The findings suggest that a daring group of Southeastern Asians set on rafts on a pioneering trip to the Australian continent earlier than 65,000 years ago. They clearly came well equipped with tools and knowledge of how to use them as evidenced by the Stone Age artifacts dug out of Madjedbebe and reported in Nature.
"The first Aboriginal people to come here were technologically, culturally and artistically sophisticated, innovative and dynamic, like all human groups on earth," Clarkson added.
Another important implication of the new study is that this much earlier dating puts human hunter-gathers on the same timeline with the extinction of Australia's megafauna. The Australian collection of megafauna some 50,000 years ago included 1,000-pound kangaroos, 2-ton wombats, 25-foot-long lizards, 400-pound flightless birds, 300-pound marsupial lions and Volkswagen-sized tortoises. There's been a long-standing debate over what could have caused their demise. Some suggest that humans certainly had a role to play but then academics would point out that humans weren't even dispersed in Australia when the continent's megafauna first showed signs of a massive die-off.
The new dating, however, comfortable places humans and Australia's astonishing but now extinct creatures in the same timeline. What's more, if humans and not climate change were largely responsible for the megafauna demise, they certainly took their time. Previously, a 2006 study by Australian researchers indicated that even low-intensity hunting of Australian megafauna – like the killing of one juvenile mammal per person per decade – could have resulted in the extinction of a species in just a few hundred years.
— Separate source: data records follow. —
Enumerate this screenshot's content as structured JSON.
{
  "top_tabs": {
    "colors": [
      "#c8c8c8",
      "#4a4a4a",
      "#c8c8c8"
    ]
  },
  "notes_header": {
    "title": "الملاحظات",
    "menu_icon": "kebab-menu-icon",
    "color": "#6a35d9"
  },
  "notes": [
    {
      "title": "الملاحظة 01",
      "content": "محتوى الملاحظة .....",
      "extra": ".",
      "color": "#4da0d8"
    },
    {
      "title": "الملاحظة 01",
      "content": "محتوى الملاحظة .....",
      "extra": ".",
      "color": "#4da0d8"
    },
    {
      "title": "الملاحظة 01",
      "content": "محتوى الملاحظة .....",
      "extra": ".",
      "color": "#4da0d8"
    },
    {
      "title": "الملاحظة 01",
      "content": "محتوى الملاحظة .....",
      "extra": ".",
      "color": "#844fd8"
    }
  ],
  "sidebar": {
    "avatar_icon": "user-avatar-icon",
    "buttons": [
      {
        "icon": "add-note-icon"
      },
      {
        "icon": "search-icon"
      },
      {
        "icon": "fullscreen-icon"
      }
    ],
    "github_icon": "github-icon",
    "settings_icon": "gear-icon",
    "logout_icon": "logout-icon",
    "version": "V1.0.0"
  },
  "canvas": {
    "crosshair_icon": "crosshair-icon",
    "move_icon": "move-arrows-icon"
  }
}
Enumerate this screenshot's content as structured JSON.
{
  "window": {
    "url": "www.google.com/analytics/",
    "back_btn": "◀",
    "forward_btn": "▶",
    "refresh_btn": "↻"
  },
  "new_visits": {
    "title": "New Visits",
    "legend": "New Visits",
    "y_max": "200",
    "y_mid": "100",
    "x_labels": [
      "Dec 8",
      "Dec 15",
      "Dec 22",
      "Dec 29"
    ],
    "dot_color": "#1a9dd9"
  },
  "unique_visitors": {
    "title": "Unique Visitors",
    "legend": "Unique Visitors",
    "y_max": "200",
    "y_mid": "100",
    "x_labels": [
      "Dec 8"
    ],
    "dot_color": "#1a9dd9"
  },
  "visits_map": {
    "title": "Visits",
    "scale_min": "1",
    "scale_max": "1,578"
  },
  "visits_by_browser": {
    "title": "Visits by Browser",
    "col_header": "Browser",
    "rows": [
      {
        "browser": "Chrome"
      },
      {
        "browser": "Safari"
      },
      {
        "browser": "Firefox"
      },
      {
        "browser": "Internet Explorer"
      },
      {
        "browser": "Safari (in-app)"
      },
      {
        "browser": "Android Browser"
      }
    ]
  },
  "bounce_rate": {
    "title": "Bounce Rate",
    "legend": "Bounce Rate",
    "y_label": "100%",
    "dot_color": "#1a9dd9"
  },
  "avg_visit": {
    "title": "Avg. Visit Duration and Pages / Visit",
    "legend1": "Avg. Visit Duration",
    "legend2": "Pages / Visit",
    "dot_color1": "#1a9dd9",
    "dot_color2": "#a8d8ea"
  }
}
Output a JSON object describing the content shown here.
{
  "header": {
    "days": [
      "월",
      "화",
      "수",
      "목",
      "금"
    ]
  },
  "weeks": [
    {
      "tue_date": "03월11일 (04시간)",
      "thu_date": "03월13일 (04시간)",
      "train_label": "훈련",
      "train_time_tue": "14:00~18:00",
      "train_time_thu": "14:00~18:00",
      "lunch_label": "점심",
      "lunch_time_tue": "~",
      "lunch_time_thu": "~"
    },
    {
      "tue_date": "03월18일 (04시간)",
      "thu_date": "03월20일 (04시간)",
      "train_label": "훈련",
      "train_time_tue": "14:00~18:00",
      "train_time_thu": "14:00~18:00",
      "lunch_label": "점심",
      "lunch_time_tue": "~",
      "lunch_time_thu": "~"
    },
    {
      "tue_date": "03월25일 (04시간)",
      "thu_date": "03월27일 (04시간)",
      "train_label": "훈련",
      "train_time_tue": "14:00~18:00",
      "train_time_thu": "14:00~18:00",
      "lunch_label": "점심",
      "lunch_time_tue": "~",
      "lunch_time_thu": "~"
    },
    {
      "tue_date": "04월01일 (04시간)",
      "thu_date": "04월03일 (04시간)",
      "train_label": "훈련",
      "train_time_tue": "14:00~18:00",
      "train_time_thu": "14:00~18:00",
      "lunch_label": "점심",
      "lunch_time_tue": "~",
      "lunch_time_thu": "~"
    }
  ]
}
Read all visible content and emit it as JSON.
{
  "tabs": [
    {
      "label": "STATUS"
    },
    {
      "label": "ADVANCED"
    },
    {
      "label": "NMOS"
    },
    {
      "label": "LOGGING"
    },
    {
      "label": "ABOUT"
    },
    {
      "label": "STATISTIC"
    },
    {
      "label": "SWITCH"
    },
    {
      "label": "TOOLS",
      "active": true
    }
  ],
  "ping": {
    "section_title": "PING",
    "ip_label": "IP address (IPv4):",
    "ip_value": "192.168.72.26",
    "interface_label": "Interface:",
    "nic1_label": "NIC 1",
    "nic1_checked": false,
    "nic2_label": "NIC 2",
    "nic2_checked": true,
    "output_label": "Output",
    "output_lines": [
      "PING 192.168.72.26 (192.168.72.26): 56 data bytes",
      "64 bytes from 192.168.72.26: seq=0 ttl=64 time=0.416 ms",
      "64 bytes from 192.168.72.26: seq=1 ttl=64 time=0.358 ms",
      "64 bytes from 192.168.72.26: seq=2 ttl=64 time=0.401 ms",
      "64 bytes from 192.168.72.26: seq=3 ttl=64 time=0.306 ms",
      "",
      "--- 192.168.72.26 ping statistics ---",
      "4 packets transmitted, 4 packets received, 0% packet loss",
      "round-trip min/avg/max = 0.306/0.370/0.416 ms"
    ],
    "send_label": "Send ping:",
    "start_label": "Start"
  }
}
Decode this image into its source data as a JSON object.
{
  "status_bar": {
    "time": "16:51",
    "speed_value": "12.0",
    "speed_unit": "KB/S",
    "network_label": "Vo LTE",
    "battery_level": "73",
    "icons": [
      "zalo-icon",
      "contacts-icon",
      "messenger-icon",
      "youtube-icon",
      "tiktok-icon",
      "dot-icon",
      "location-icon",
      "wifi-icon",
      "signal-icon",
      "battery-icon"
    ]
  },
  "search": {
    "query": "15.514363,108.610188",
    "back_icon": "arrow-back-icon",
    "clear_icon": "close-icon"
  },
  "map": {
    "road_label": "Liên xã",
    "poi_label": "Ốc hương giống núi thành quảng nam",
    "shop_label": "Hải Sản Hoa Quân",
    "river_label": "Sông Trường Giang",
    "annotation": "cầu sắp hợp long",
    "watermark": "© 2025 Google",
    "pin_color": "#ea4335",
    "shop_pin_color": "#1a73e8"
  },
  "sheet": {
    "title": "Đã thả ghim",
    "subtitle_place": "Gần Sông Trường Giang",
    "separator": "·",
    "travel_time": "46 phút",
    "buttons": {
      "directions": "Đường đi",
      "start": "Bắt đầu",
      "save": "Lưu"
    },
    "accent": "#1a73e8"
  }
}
As such, this landmark study will help us not only better understand the pace at which humans colonized Australia but also how they interacted with the peculiar animals they first encountered here. It's worth noting that this wouldn't have been possible without the blessing and help of the Mirrar people.
"We had to negotiate the removal of human remains with the Mirarr traditional owners before we could continue our excavations. Disturbing human remains is a very sensitive and contentious topic in Australia and it is regrettable that we had to disturb them on this occasion. Our agreement with the Mirarr people is a very strong one, and they had right of veto over the excavation at all times and could close down the site. However, they were also interested to get to the bottom of the site and so gave permission to remove the bones and rebury them at the end of the excavation. That was a really significant outcome and allowed this amazing site to the revealed to the world," Clarkson said.